The only mayor in Columbia’s history to seek a fourth term in office, Mayor Darwin Hindman, 70, announced Thursday he will seek re-election on April’s ballot.
Hindman, initially elected in 1995 after beating out five other candidates for the position, is in his third term as Columbia’s mayor. He has run unopposed for the non-paying position since 1998.
“I’m proud to have served three terms as mayor and would be proud to be re-elected,” Hindman said.
Hindman made his decision Tuesday, the day before the six-month milestone of his operation to remove the early signs of esophageal cancer. He said his health has improved dramatically since his operation and he feels 90 to 95 percent better.
“I need to make decisions based on something other than health,” Hindman said of his decision to run for re-election.
David Leuthold, professor emeritus of political science at MU, said Hindman’s health should have little to do with his decision to run for re-election.
“We’re all at some risk and each of us needs to face up to our frailties,” Leuthold said. “We need to push ahead and I am glad he is willing to do so.”
Hindman said he has a lot on his agenda for the city, including dealing with the growing city and striving to keep Columbia in the spotlight after recently being named one of 10 best places to live in Sperling’s Best Places.
“I hope the city can continue to grow, and we can maintain or even improve the quality of life in the community,” Hindman said. “Columbia continues to get kudos as a top place to live and we have got to continue to strive for those kind of kudos.”
Petitions to run for mayor are due Jan. 22 and must contain at least 100 signatures of registered voters. So far, no one has registered to challenge Hindman; however, neighborhood activist John G. Clark is considering running for mayor and is circulating the necessary petitions.
“We are on the cusp of making and having to make very important decisions for the next 25 years,” Clark said. “I agree with Hindman.”
Karl Skala, vice chairman of the City Planning and Zoning Committee, is glad to see Hindman is running for re-election but hopes his prospective fourth term will focus more on planning.
“Planning is lacking in our community,” Skala said. “I would like to see more long-range planning. Most of what we do is reaction planning; we need more area and regional planning.”
Hindman said he plans to work diligently toward “safer and more satisfactory travel within the city” and getting new standards for city streets. Hindman also hopes to tackle the Philips tract, the annexation of the Philips property south of town.

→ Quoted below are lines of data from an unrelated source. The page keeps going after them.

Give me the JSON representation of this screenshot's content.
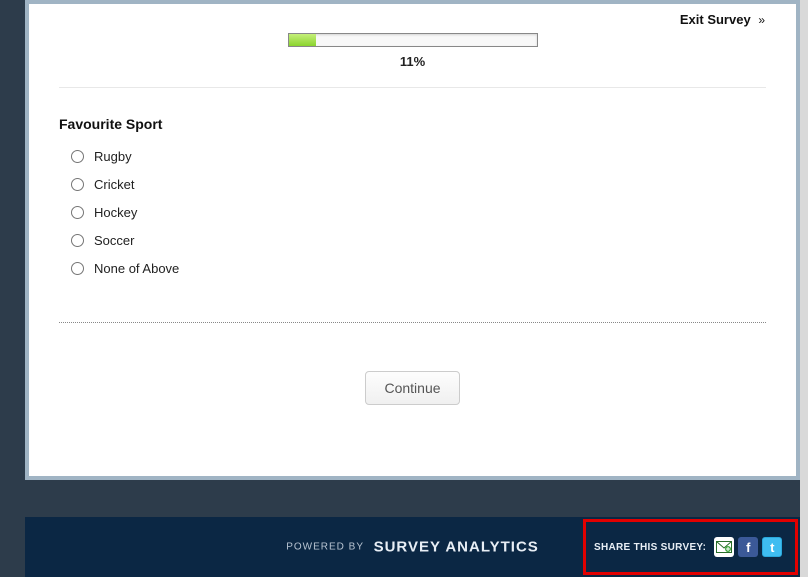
{
  "header": {
    "exit_label": "Exit Survey",
    "exit_glyph": "»"
  },
  "progress": {
    "percent_value": 11,
    "percent_label": "11%",
    "fill_width_pct": "11%"
  },
  "question": {
    "title": "Favourite Sport",
    "options": [
      {
        "label": "Rugby"
      },
      {
        "label": "Cricket"
      },
      {
        "label": "Hockey"
      },
      {
        "label": "Soccer"
      },
      {
        "label": "None of Above"
      }
    ]
  },
  "actions": {
    "continue_label": "Continue"
  },
  "footer": {
    "powered_prefix": "POWERED  BY",
    "brand": "SURVEY ANALYTICS",
    "share_label": "SHARE THIS SURVEY:",
    "share_icons": {
      "email": "email-icon",
      "facebook": "f",
      "twitter": "t"
    }
  },
  "colors": {
    "page_bg": "#2d3c4b",
    "footer_bg": "#0b2744",
    "highlight_border": "#e10000",
    "progress_fill": "#8bd42e"
  }
}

Hindman says he is confident his experience with the city and it’s continued support will help him as he works toward a fourth term.
“I stand on my record,” he said. “I’m very proud to do that.”